Collaboration can involve conducting design reviews with production teams to ensure that all manufacturability aspects have been considered, providing them with the necessary documentation to facilitate production, and addressing any questions or concerns that may arise during the transition process.
By fostering effective collaboration with production teams, you can leverage their knowledge and experience to optimize your design for efficient and cost-effective manufacturing.
Step 7: Documenting and Archiving the Design
Documentation and archiving of your design are vital for future reference, maintenance, and potential design improvements. Create a comprehensive record of your design, including all related files, technical drawings, manufacturing instructions, and simulation results.
7.1 Technical Documentation and Records
Generate technical documentation that provides a detailed record of your design.
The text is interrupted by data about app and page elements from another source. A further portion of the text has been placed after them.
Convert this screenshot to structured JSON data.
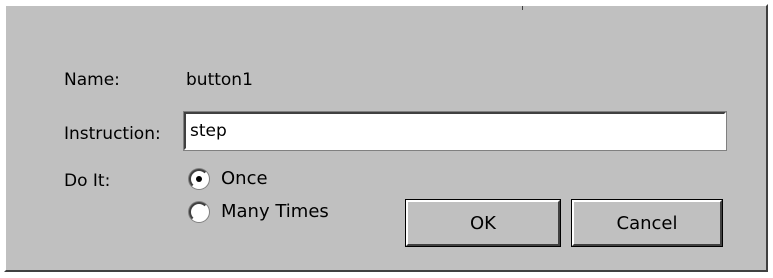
{
  "dialog": {
    "name_label": "Name:",
    "name_value": "button1",
    "instruction_label": "Instruction:",
    "instruction_value": "step",
    "doit_label": "Do It:",
    "options": [
      {
        "label": "Once",
        "selected": true
      },
      {
        "label": "Many Times",
        "selected": false
      }
    ],
    "ok_label": "OK",
    "cancel_label": "Cancel"
  },
  "colors": {
    "dialog_background": "#c0c0c0",
    "field_background": "#ffffff",
    "text": "#000000"
  }
}
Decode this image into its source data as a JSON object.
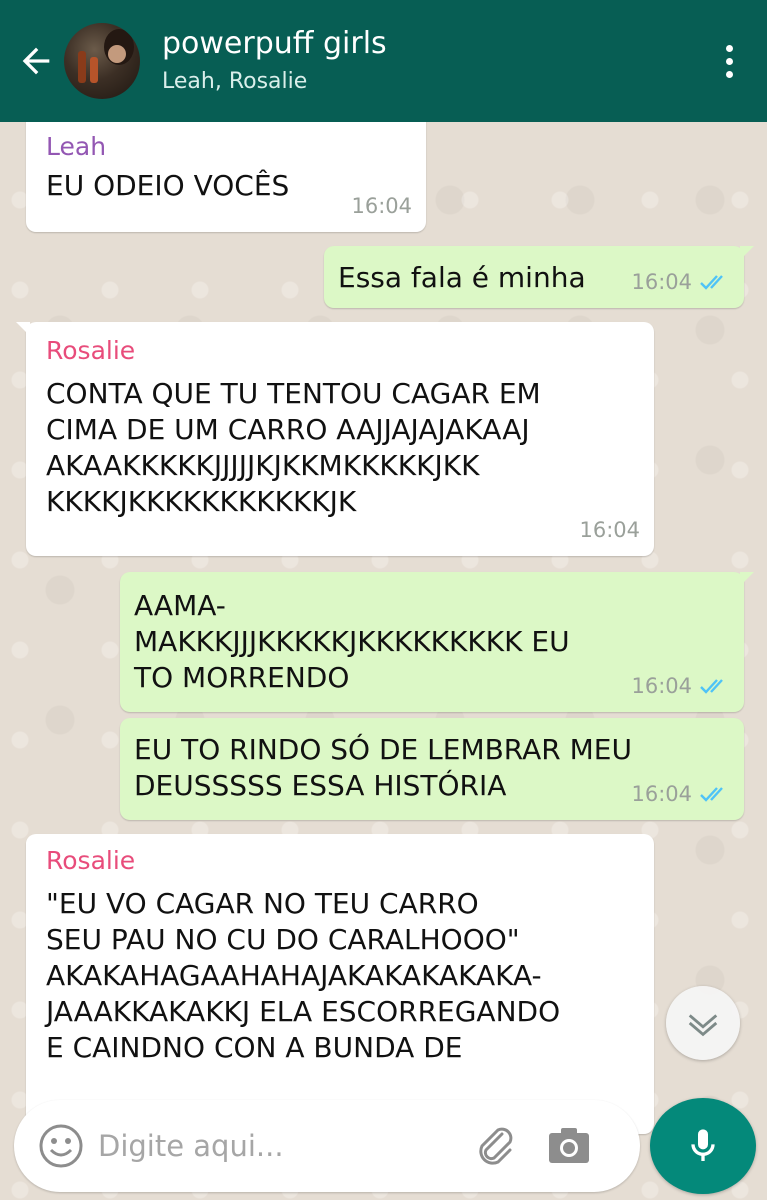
{
  "header": {
    "title": "powerpuff girls",
    "subtitle": "Leah, Rosalie"
  },
  "messages": [
    {
      "direction": "in",
      "sender": "Leah",
      "text": "EU ODEIO VOCÊS",
      "time": "16:04"
    },
    {
      "direction": "out",
      "text": "Essa fala é minha",
      "time": "16:04",
      "status": "read"
    },
    {
      "direction": "in",
      "sender": "Rosalie",
      "text": "CONTA QUE TU TENTOU CAGAR EM\nCIMA DE UM CARRO AAJJAJAJAKAAJ\nAKAAKKKKKJJJJJKJKKMKKKKKJKK\nKKKKJKKKKKKKKKKKJK",
      "time": "16:04"
    },
    {
      "direction": "out",
      "text": "AAMA-\nMAKKKJJJKKKKKJKKKKKKKKK EU\nTO MORRENDO",
      "time": "16:04",
      "status": "read"
    },
    {
      "direction": "out",
      "text": "EU TO RINDO SÓ DE LEMBRAR MEU\nDEUSSSSS ESSA HISTÓRIA",
      "time": "16:04",
      "status": "read"
    },
    {
      "direction": "in",
      "sender": "Rosalie",
      "text": "\"EU VO CAGAR NO TEU CARRO\nSEU PAU NO CU DO CARALHOOO\"\nAKAKAHAGAAHAHAJAKAKAKAKAKA-\nJAAAKKAKAKKJ ELA ESCORREGANDO\nE CAINDNO CON A BUNDA DE",
      "time": ""
    }
  ],
  "input": {
    "placeholder": "Digite aqui..."
  },
  "icons": {
    "back": "arrow-left-icon",
    "menu": "more-vertical-icon",
    "emoji": "emoji-icon",
    "attach": "paperclip-icon",
    "camera": "camera-icon",
    "mic": "microphone-icon",
    "scroll_down": "chevron-down-icon"
  },
  "colors": {
    "header": "#075e54",
    "outgoing_bubble": "#dcf8c6",
    "incoming_bubble": "#ffffff",
    "leah_name": "#9357b3",
    "rosalie_name": "#e84c7b",
    "read_ticks": "#4fc3f7",
    "mic_button": "#04897a"
  }
}
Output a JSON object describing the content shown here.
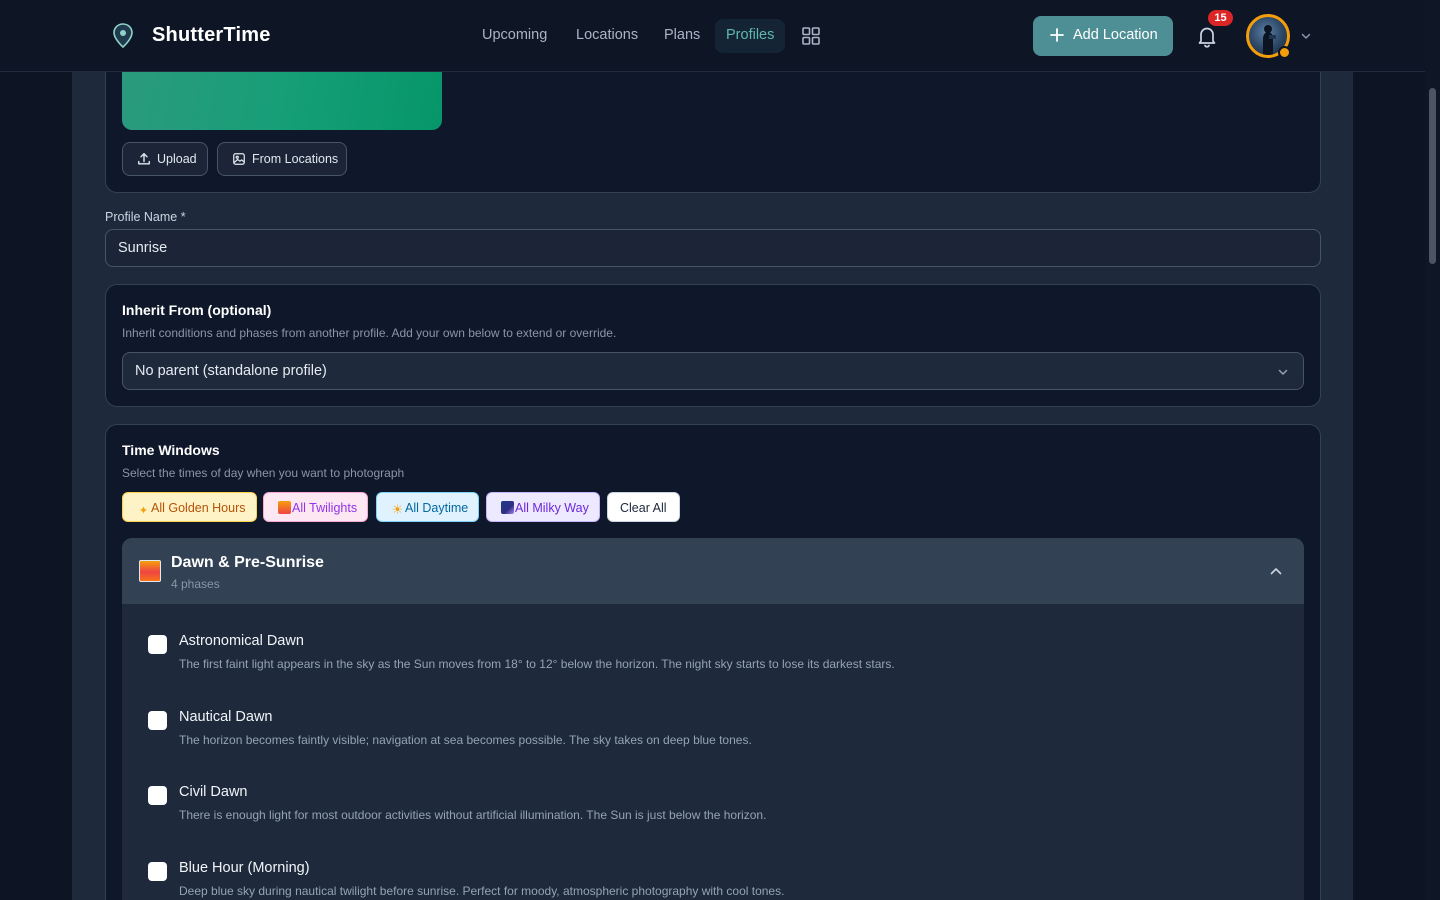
{
  "app": {
    "brand": "ShutterTime"
  },
  "nav": {
    "links": [
      "Upcoming",
      "Locations",
      "Plans"
    ],
    "active": "Profiles",
    "add_location": "Add Location",
    "notifications_count": "15"
  },
  "cover": {
    "upload_label": "Upload",
    "from_locations_label": "From Locations"
  },
  "profile_name": {
    "label": "Profile Name *",
    "value": "Sunrise"
  },
  "inherit": {
    "title": "Inherit From (optional)",
    "description": "Inherit conditions and phases from another profile. Add your own below to extend or override.",
    "selected": "No parent (standalone profile)"
  },
  "time_windows": {
    "title": "Time Windows",
    "description": "Select the times of day when you want to photograph",
    "chips": {
      "golden": "All Golden Hours",
      "twilights": "All Twilights",
      "daytime": "All Daytime",
      "milky_way": "All Milky Way",
      "clear": "Clear All"
    },
    "colors": {
      "golden_bg": "#fef3c7",
      "golden_fg": "#b45309",
      "twilight_bg": "#fce7f3",
      "twilight_fg": "#9333ea",
      "daytime_bg": "#e0f2fe",
      "daytime_fg": "#0369a1",
      "milky_bg": "#ede9fe",
      "milky_fg": "#6d28d9"
    }
  },
  "group": {
    "title": "Dawn & Pre-Sunrise",
    "subtitle": "4 phases",
    "phases": [
      {
        "title": "Astronomical Dawn",
        "description": "The first faint light appears in the sky as the Sun moves from 18° to 12° below the horizon. The night sky starts to lose its darkest stars."
      },
      {
        "title": "Nautical Dawn",
        "description": "The horizon becomes faintly visible; navigation at sea becomes possible. The sky takes on deep blue tones."
      },
      {
        "title": "Civil Dawn",
        "description": "There is enough light for most outdoor activities without artificial illumination. The Sun is just below the horizon."
      },
      {
        "title": "Blue Hour (Morning)",
        "description": "Deep blue sky during nautical twilight before sunrise. Perfect for moody, atmospheric photography with cool tones."
      }
    ]
  }
}
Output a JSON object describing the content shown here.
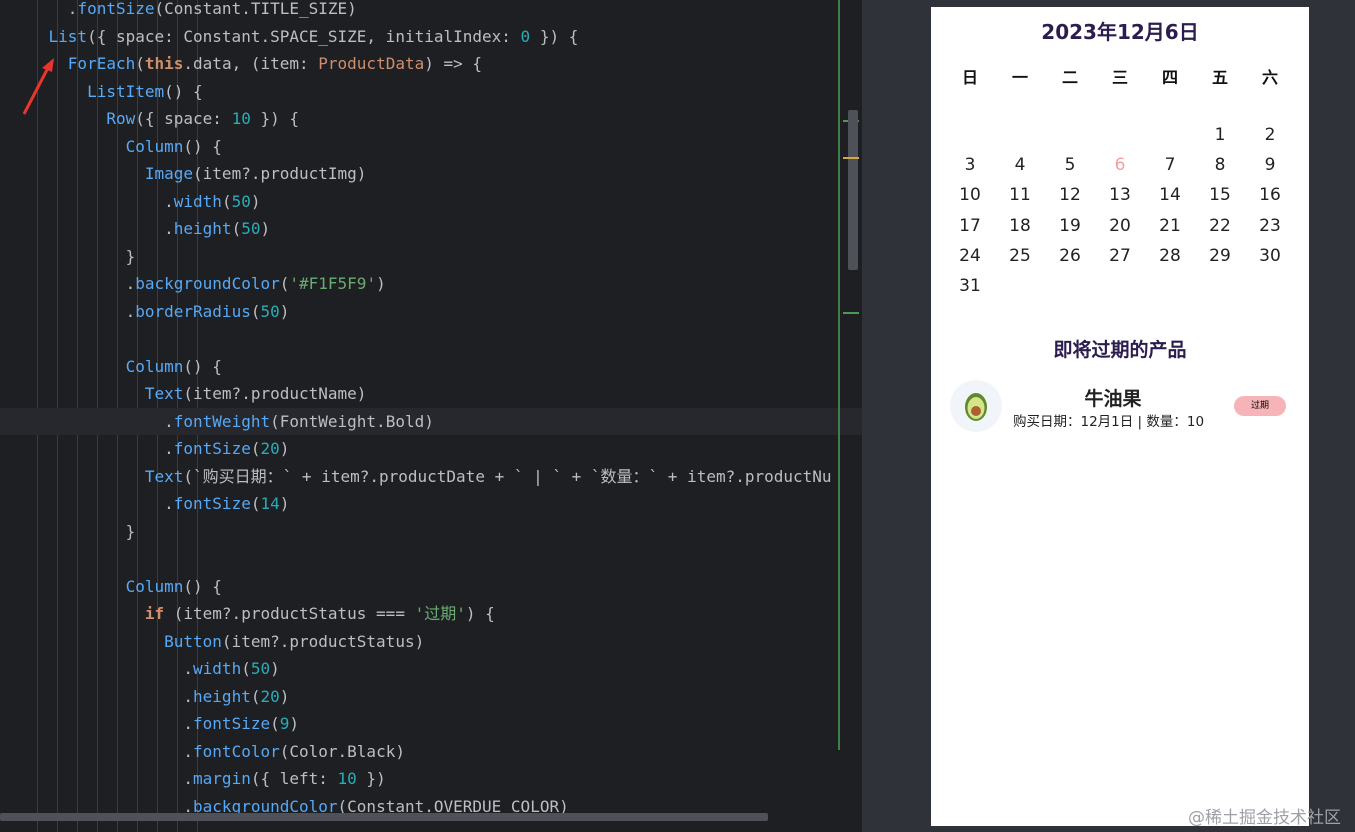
{
  "editor": {
    "lines": [
      "      .fontSize(Constant.TITLE_SIZE)",
      "    List({ space: Constant.SPACE_SIZE, initialIndex: 0 }) {",
      "      ForEach(this.data, (item: ProductData) => {",
      "        ListItem() {",
      "          Row({ space: 10 }) {",
      "            Column() {",
      "              Image(item?.productImg)",
      "                .width(50)",
      "                .height(50)",
      "            }",
      "            .backgroundColor('#F1F5F9')",
      "            .borderRadius(50)",
      "",
      "            Column() {",
      "              Text(item?.productName)",
      "                .fontWeight(FontWeight.Bold)",
      "                .fontSize(20)",
      "              Text(`购买日期：` + item?.productDate + ` | ` + `数量：` + item?.productNu",
      "                .fontSize(14)",
      "            }",
      "",
      "            Column() {",
      "              if (item?.productStatus === '过期') {",
      "                Button(item?.productStatus)",
      "                  .width(50)",
      "                  .height(20)",
      "                  .fontSize(9)",
      "                  .fontColor(Color.Black)",
      "                  .margin({ left: 10 })",
      "                  .backgroundColor(Constant.OVERDUE_COLOR)"
    ]
  },
  "preview": {
    "calendar_title": "2023年12月6日",
    "weekdays": [
      "日",
      "一",
      "二",
      "三",
      "四",
      "五",
      "六"
    ],
    "weeks": [
      [
        "",
        "",
        "",
        "",
        "",
        "1",
        "2"
      ],
      [
        "3",
        "4",
        "5",
        "6",
        "7",
        "8",
        "9"
      ],
      [
        "10",
        "11",
        "12",
        "13",
        "14",
        "15",
        "16"
      ],
      [
        "17",
        "18",
        "19",
        "20",
        "21",
        "22",
        "23"
      ],
      [
        "24",
        "25",
        "26",
        "27",
        "28",
        "29",
        "30"
      ],
      [
        "31",
        "",
        "",
        "",
        "",
        "",
        ""
      ]
    ],
    "today": "6",
    "section_title": "即将过期的产品",
    "product": {
      "name": "牛油果",
      "info": "购买日期：12月1日 | 数量：10",
      "status": "过期",
      "icon": "avocado-icon"
    }
  },
  "watermark": "@稀土掘金技术社区",
  "colors": {
    "editor_bg": "#1e1f22",
    "status_button": "#f7b4b8",
    "today": "#f2a0a0",
    "title": "#2b1d4e"
  }
}
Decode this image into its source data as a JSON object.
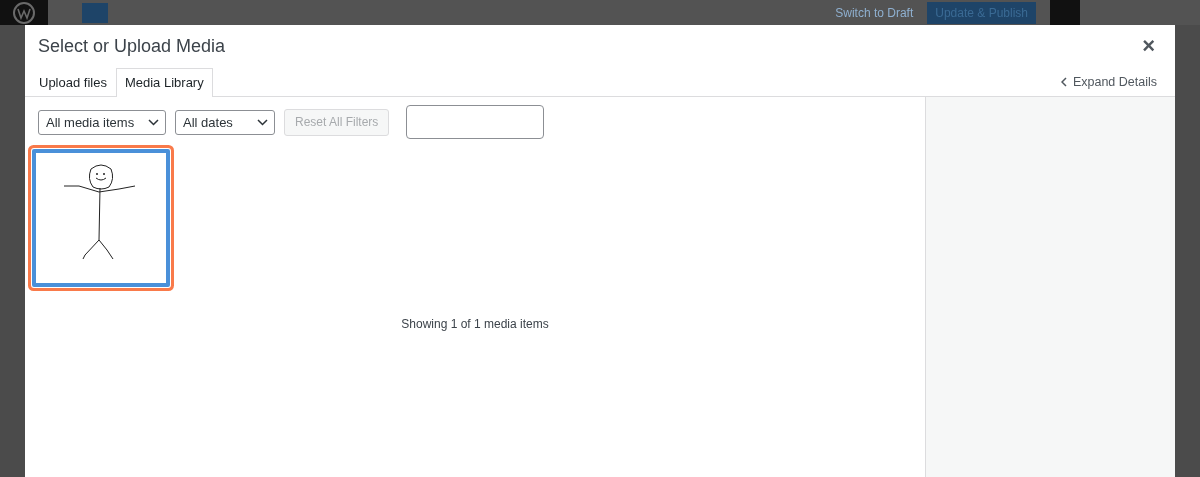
{
  "editor": {
    "switch_link": "Switch to Draft",
    "publish_button": "Update & Publish"
  },
  "modal": {
    "title": "Select or Upload Media",
    "close": "×",
    "tabs": [
      {
        "label": "Upload files",
        "selected": false
      },
      {
        "label": "Media Library",
        "selected": true
      }
    ],
    "expand_details": "Expand Details",
    "filters": {
      "type_dropdown": "All media items",
      "date_dropdown": "All dates",
      "reset_button": "Reset All Filters",
      "reset_disabled": true
    },
    "media_items": [
      {
        "kind": "drawing",
        "selected": true
      }
    ],
    "status": "Showing 1 of 1 media items"
  }
}
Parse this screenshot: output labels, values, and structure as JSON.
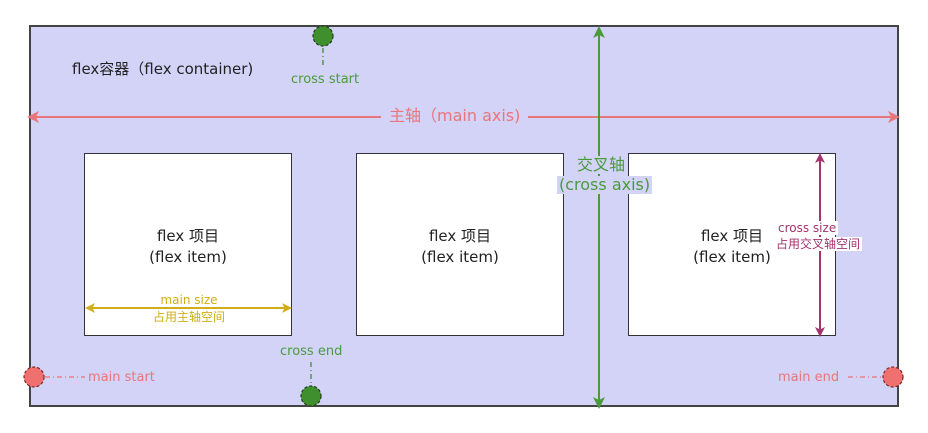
{
  "container": {
    "label": "flex容器（flex container)"
  },
  "axes": {
    "main_axis_label": "主轴（main axis)",
    "cross_axis_label_line1": "交叉轴",
    "cross_axis_label_line2": "(cross axis)"
  },
  "markers": {
    "cross_start": "cross start",
    "cross_end": "cross end",
    "main_start": "main start",
    "main_end": "main end"
  },
  "items": [
    {
      "line1": "flex 项目",
      "line2": "(flex item)"
    },
    {
      "line1": "flex 项目",
      "line2": "(flex item)"
    },
    {
      "line1": "flex 项目",
      "line2": "(flex item)"
    }
  ],
  "sizes": {
    "main_size_line1": "main size",
    "main_size_line2": "占用主轴空间",
    "cross_size_line1": "cross size",
    "cross_size_line2": "占用交叉轴空间"
  },
  "colors": {
    "container_fill": "#d3d3f8",
    "main_axis": "#e8767a",
    "cross_axis": "#4a9a3c",
    "main_size": "#d1ae17",
    "cross_size": "#a3336d",
    "main_dot": "#f07070",
    "cross_dot": "#3f8f2f"
  }
}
This documentation should include clear and concise descriptions of the design’s specifications, manufacturing considerations, performance characteristics, and any other relevant information.
Consider creating a bill of materials (BOM) that lists all components, their quantities, and their specifications. This BOM serves as a guide for sourcing materials and ensures accurate replication of your design during production.
Additionally, document any simulation results or analysis conducted during the design process. This includes structural analysis reports, heat transfer studies, flow simulations, or any other testing relevant to your design.
7.2 Archive and Version Control
Establish a systematic approach to archiving and version control to ensure easy access and retrieval of design data. Create a folder structure that organizes all files related to your design, including the 3D model, technical drawings, simulation files, and any supporting documents.
Implement version control practices to track and manage changes made to your design. This can involve using software tools specifically designed for version control or adopting standardized naming conventions for different versions or iterations of your design files.
By maintaining organized and well-documented records and implementing effective version control, you can easily reference your design in the future, conduct design improvements or modifications, and ensure traceability and accountability throughout the product lifecycle.
Unleashing the Full Potential: Suggestions and Recommendations
Continuous Learning and Skill Development
Collaborate and Seek Feedback
Explore Advanced Features
Embrace Design Automation
Stay Organized and Maintain Version Control
Learn from Industry Experts
Embrace Innovation and Exploration
Mechanical 3D Modeling Software – FAQ
What is mechanical 3D modeling software, and why is it important?
What are the key benefits of using mechanical 3D modeling software?
Which industries benefit the most from mechanical 3D modeling software?
Can mechanical 3D modeling software handle complex designs?
How does mechanical 3D modeling software improve collaboration among design teams?
Can mechanical 3D modeling software be integrated with other design and engineering tools?
Disclaimer: Design with Care and Responsibility
While mechanical 3D modeling software offers immense opportunities and benefits, it is essential to approach design with care and responsibility. Ensure that your designs adhere to safety standards, consider environmental implications, and prioritize ethical considerations. Design has the power to create positive change, so let us use it wisely and thoughtfully.